- **PROBLEM DESCRIPTION**
Every entry below needs to be repeated exactly as written.

[EXCERPTED RECORDS — start]

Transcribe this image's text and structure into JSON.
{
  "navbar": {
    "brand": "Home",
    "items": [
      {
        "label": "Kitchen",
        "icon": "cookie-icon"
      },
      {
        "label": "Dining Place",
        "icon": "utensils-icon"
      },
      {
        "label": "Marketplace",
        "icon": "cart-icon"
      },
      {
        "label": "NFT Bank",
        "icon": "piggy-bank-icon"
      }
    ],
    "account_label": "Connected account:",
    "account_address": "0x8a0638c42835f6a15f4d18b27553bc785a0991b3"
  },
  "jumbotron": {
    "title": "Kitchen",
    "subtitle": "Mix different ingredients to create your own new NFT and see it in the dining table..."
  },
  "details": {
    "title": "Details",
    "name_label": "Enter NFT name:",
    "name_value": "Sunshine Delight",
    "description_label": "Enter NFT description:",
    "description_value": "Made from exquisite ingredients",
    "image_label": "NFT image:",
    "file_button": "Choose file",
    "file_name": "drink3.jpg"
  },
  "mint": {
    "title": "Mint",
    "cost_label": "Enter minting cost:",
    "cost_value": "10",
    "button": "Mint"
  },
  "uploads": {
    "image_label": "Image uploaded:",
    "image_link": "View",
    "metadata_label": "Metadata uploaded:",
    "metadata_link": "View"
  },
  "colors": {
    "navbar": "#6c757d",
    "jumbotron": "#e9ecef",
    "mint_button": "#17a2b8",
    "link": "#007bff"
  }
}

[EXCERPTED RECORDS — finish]

- **ANSWER SPACE**
Transcribe this image's text and structure into JSON.
{
  "navbar": {
    "brand": "Home",
    "items": [
      {
        "label": "Kitchen",
        "icon": "cookie-icon"
      },
      {
        "label": "Dining Place",
        "icon": "utensils-icon"
      },
      {
        "label": "Marketplace",
        "icon": "cart-icon"
      },
      {
        "label": "NFT Bank",
        "icon": "piggy-bank-icon"
      }
    ],
    "account_label": "Connected account:",
    "account_address": "0x8a0638c42835f6a15f4d18b27553bc785a0991b3"
  },
  "jumbotron": {
    "title": "Kitchen",
    "subtitle": "Mix different ingredients to create your own new NFT and see it in the dining table..."
  },
  "details": {
    "title": "Details",
    "name_label": "Enter NFT name:",
    "name_value": "Sunshine Delight",
    "description_label": "Enter NFT description:",
    "description_value": "Made from exquisite ingredients",
    "image_label": "NFT image:",
    "file_button": "Choose file",
    "file_name": "drink3.jpg"
  },
  "mint": {
    "title": "Mint",
    "cost_label": "Enter minting cost:",
    "cost_value": "10",
    "button": "Mint"
  },
  "uploads": {
    "image_label": "Image uploaded:",
    "image_link": "View",
    "metadata_label": "Metadata uploaded:",
    "metadata_link": "View"
  },
  "colors": {
    "navbar": "#6c757d",
    "jumbotron": "#e9ecef",
    "mint_button": "#17a2b8",
    "link": "#007bff"
  }
}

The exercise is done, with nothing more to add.